Not that this in itself was unprecedented. Handel’s Messiah, after all, is the best-known example of a similar approach: the sequence of Jensen’s scriptural selections traces the overall Christian narrative of the nativity, passion, and resurrection of Jesus. Similar strategies can be found in Bach and, even earlier, in the Musikalische Exequien of Heinrich Schütz (1585-1672), which also anticipates Brahms’s method of selecting texts for a musical memorial. Yet Brahms culls his sources in such as way as pointedly to steer clear of dogma. Just how potentially troubling this was for the orthodox point of view can be gleaned from the advice of one of the composer’s admirers, Karl Reinthaler (organist of the Bremen Cathedral, where the work was premiered in an earlier state in 1868). Despite his admiration for the Requiem, Reinthaler anxiously remarked: “For the Christian mind, however, there is lacking the point on which everything turns, namely, the redeeming death of Jesus.” Ein Deutsches Requiem turns the focus to consolation for the living rather than pleading for the dead: to acceptance of the impermanence that is the human condition.
The Requiem’s genesis was, typically for Brahms, protracted. The original impetus is generally linked to the death of his great mentor/father figure, Robert Schumann in 1856. Some of Brahms’s ambitious early projects also worked their way into the score, such as the foreboding march music of the second movement, which had once been intended for the epic work that became the D minor Piano Concerto. Later, after the death of his mother in 1865, Brahms added a new movement (the fifth movement, featuring solo soprano). Musicologist Michael P. Steinberg interprets the larger arc of the Requiem as enacting a “reconciliation” between masculinity and femininity, between the voices of an intransigent “paternal militancy” and maternal consolation and lyricism.
Meanwhile, Brahms’s work on the score coincided both with his intensive involvement in choral conducting, which left a crucial imprint on his evolution as a composer, and with his close study of counterpoint and the musical past.
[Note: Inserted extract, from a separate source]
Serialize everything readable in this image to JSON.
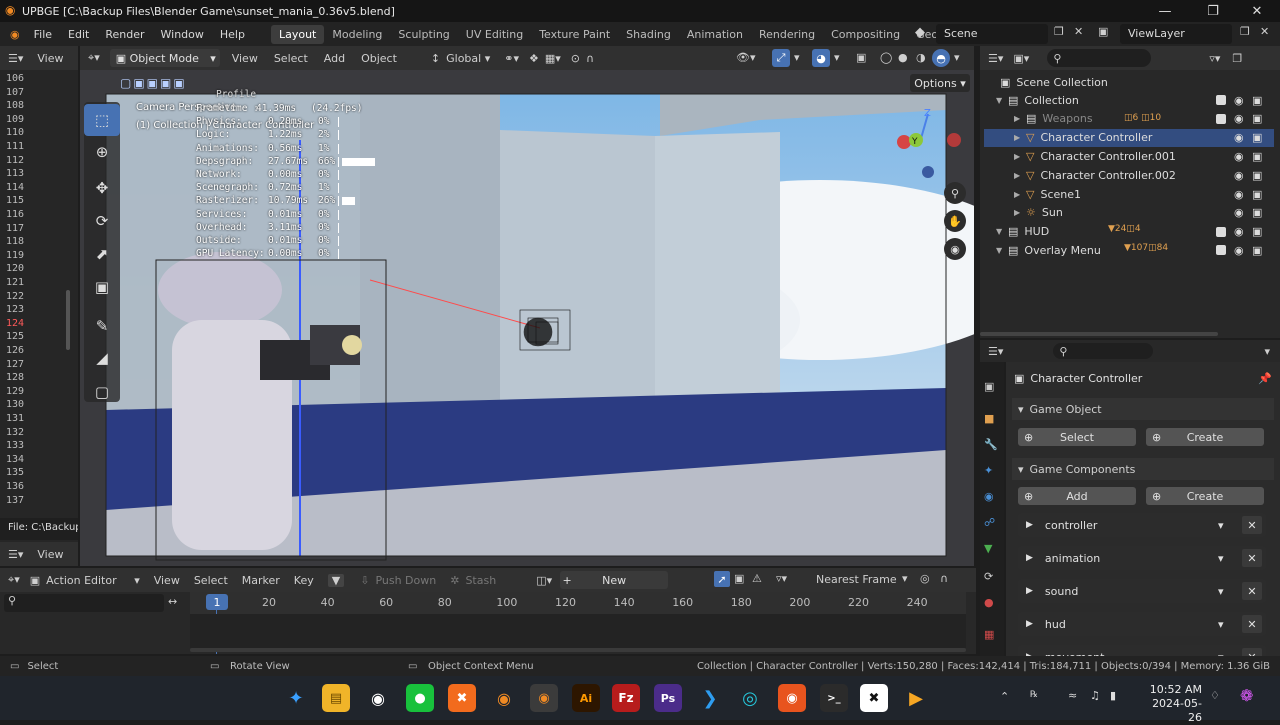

In fact, both Handel and Bach serve as clear musical models for Brahms, and he had also begun to delve further back into history, past the high Baroque, in keeping with his deep reverence for the achievements of the past. The ultimate consolation for human impermanence turns out to be the durability of art, as Brahms would later express in his setting of Schiller’s wonderful line from the choral funeral ode Nänie: “Even to be a song of lament on the lips of a loved one is glorious.”
Yet instead of a stuffy encyclopedia of old forms or procedures, Brahms animates his score through his assured balance of reposeful lyricism and drama, homophonic textures and thrillingly animated counterpoint. By the same token, his gestures of reassurance are hardly sentimental platitudes. It’s often pointed out that the fear of damnation expressed by the traditional Dies irae is conspicuously absent here, yet Brahms makes room for its powerful moment of existential dread in the climactic section of the sixth movement. His mastery of formal design is deeply impressive — the way the three-note motif (F-A-B-flat) with which the chorus first enters functions as a unifying device throughout, for example — yet this is music that appeals just as much to the heart as the head. When, in the final moments, the music of consolation from the first movement boomerangs back — as Lieberson might put it — it carries a tremendously satisfying emotional weight.
— Thomas May is the program annotator for the Los Angeles Master Chorale